Wednesday, November 16, 2011
For inspiration, Steve Kornacki's painful, humorous, insightful coming-out story at Salon yesterday is a must-read. And for understanding of the numerous concrete challenges most folks in the U.S. who come out of the closet still face as they do so. Even in big urban centers commonly considered gay-friendly and gay-inclusive.
In Catholic News: Continued Discussion of Bishops' Religious Freedom Initiative, and Mr. Finn Cuts a Deal
And on the Catholic front, here's what the U.S. Catholic bishops hope to accomplish with their expensive and well-funded (by whom?) smoke-and-mirrors campaign making loud bogus claims that the "religious freedom" of "Catholics" is now under assault by the Obama administration: as Sarah Posner reports at Religion Dispatches today, just as the bishops convened their Baltimore meeting, former Bush speechwriter Michael Gerson published an op-ed piece in the Washington Post screaming that the Obama administration is attacking Catholics!!!! (The word "scream" and the italics are mine; they're not in Posner's more measured analysis.)
When I read the news that the police were shutting down the Occupy camp in Salt Lake City this past Saturday, I immediately thought, "This is the beginning of the crackdown. Look for this to happen in a wave now."
Tuesday, November 15, 2011
One final observation about the exceptionally serious apologetic challenge facing the Catholic community as their leaders' statements and actions, which claim to be about love and promoting "rights" and "freedom," belie the moral claims these leaders are making:
And here's why the U.S. Catholic bishops now face a problem that goes far beyond image management and concerns about credibility (I'm building on what I've just posted about Michael Sean Winters' USCCB reporting). Here's why the bishops have a problem that drives to the very heart of the most fundamental claims the Catholic church makes about itself as a sacramental sign of God's all-embracing and healing love in the world:

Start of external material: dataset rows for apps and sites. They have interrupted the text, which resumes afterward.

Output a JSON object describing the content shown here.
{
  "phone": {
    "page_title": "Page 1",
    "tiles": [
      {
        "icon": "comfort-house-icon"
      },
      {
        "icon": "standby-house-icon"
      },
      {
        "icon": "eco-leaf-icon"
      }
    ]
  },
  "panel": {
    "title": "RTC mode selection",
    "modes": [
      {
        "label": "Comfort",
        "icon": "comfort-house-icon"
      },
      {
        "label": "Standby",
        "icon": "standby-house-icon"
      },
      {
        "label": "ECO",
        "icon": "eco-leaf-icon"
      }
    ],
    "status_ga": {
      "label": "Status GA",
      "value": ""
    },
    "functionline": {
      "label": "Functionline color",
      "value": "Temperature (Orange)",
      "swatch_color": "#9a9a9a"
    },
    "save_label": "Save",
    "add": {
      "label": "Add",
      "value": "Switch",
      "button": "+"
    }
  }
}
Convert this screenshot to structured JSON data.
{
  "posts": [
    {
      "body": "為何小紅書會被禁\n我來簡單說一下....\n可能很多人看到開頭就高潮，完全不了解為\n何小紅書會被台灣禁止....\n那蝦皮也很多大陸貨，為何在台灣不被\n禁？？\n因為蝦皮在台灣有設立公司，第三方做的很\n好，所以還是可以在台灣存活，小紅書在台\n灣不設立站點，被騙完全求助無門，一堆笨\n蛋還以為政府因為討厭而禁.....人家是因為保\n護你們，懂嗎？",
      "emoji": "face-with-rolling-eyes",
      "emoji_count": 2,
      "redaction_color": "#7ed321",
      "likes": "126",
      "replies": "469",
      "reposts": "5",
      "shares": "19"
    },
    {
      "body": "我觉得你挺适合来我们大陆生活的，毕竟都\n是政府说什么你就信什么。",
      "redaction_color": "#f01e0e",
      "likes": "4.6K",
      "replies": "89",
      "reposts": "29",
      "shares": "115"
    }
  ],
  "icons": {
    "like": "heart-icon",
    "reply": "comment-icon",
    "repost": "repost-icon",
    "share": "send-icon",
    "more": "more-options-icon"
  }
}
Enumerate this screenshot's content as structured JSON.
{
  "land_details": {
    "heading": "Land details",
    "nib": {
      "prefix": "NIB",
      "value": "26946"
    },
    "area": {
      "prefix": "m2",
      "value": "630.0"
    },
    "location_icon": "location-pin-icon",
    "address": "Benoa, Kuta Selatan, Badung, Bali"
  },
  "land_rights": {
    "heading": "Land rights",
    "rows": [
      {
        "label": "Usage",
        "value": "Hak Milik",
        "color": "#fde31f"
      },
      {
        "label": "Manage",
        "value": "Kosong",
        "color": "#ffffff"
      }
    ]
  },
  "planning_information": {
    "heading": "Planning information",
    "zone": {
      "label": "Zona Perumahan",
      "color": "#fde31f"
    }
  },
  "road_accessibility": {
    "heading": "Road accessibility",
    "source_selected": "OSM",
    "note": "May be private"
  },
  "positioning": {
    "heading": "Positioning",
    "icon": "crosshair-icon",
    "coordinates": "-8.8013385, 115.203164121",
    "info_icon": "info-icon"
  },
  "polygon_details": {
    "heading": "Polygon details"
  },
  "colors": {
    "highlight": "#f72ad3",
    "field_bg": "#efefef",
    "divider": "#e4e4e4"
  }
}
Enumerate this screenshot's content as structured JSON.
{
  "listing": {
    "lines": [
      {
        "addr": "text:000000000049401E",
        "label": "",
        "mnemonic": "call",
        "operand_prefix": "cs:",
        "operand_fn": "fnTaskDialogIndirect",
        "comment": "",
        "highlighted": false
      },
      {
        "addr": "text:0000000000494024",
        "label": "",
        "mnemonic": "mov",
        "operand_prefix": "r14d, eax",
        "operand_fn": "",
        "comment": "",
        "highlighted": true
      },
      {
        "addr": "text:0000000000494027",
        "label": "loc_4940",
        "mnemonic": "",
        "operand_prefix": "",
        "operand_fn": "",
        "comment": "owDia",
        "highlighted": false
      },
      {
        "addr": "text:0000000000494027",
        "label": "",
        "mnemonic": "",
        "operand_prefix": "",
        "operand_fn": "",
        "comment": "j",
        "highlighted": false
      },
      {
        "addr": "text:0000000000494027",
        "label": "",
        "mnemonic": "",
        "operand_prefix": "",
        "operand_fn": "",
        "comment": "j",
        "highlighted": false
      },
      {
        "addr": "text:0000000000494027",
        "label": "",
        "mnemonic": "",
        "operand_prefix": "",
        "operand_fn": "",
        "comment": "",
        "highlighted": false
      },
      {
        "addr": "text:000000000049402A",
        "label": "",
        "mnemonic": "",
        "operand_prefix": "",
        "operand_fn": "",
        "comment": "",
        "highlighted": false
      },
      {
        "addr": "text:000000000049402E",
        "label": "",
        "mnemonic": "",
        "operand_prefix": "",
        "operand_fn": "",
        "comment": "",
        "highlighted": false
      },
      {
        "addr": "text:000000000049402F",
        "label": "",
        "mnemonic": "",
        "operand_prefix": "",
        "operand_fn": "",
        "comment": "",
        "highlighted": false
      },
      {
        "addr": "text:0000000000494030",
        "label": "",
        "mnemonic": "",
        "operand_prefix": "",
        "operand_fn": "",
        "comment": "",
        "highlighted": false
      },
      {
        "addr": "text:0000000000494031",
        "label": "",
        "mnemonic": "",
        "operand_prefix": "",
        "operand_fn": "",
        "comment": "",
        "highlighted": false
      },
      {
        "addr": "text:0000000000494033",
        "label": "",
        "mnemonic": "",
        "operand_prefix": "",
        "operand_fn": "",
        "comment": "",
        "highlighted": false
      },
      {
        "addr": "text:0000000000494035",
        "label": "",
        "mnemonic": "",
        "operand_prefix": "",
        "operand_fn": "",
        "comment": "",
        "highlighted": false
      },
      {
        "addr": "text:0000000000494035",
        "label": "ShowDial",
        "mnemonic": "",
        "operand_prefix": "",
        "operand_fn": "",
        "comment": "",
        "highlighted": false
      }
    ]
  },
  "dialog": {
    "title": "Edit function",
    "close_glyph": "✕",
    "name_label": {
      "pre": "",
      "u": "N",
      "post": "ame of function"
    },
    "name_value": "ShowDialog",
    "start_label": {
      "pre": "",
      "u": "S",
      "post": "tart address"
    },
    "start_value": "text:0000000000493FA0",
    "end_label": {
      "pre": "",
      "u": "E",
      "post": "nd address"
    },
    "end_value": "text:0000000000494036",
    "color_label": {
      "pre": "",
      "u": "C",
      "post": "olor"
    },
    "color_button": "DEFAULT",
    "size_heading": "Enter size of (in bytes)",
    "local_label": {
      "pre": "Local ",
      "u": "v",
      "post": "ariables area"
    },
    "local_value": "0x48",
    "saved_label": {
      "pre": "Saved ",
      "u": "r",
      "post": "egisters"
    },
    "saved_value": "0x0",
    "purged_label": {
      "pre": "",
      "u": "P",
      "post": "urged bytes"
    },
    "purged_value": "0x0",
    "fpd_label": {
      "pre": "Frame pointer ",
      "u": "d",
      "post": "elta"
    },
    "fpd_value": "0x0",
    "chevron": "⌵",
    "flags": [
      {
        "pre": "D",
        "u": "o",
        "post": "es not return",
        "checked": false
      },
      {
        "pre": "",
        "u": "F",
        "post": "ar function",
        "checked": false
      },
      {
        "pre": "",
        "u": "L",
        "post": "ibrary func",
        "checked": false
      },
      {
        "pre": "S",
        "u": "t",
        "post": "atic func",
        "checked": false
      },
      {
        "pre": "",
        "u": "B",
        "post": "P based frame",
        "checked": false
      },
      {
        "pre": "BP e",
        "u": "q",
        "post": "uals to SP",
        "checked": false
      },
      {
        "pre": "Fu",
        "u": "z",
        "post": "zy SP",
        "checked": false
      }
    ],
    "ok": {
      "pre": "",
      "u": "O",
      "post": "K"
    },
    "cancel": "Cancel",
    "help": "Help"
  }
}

In his blog reports about the USCCB meeting, National Catholic Reporter writer Michael Sean Winters is seeking to downplay the notion that the U.S. bishops want to pick a fight with the Obama administration over issues like marriage equality or the provision of contraception by health insurance plans. Winters' first-session report yesterday began that meme, as he noted that the bishops are concerned about asserting the libertas ecclesiae in a cultural and political context that, to their mind, increasingly threatens the freedom of the church.
Monday, November 14, 2011
And while those who have the bishops' ear try to spin the current USCCB meeting as all about love and as having nothing to do with a political agenda, here's how the bishops and their agenda are being received among media spokespersons and bloggers outside the inner circles of the Catholic church: Igor Volsky has a report now up at the Think Progress site entitled "Catholic Bishops Unveil New Anti-Gay Marriage Website, Promise to Pray for Marriage Inequality Measures."
Posted by William D. Lindsey at 6:13 PM
Two updates in Michael Sean Winters' blog series for the USCCB meeting (updates to the two to which I linked in my initial posting about this series this morning): the first of the two reports is on the morning session, in which Salvatore Cordileone of Oakland and William Lori of Bridgeport figured largely. As I've noted in many previous postings, Mr. Cordileone is leading the charge for the bishops in their battle against marriage equality for gay citizens, and Mr. Lori is spearheading the "religious liberty" initiative of the USCCB, which claims that the rights and religious freedom of the bishops are being curtailed as marriage equality is enacted in some states.
And as I blog about the way in which the top leaders of the Catholic church appear to many of us to be betraying the fundamental message of their church through their attitudes and behavior, I should note that anyone interested in following the day-to-day doings of one group of top leaders--the U.S. bishops--can find a valuable resource this week in Michael Sean Winters' blog at National Catholic Reporter.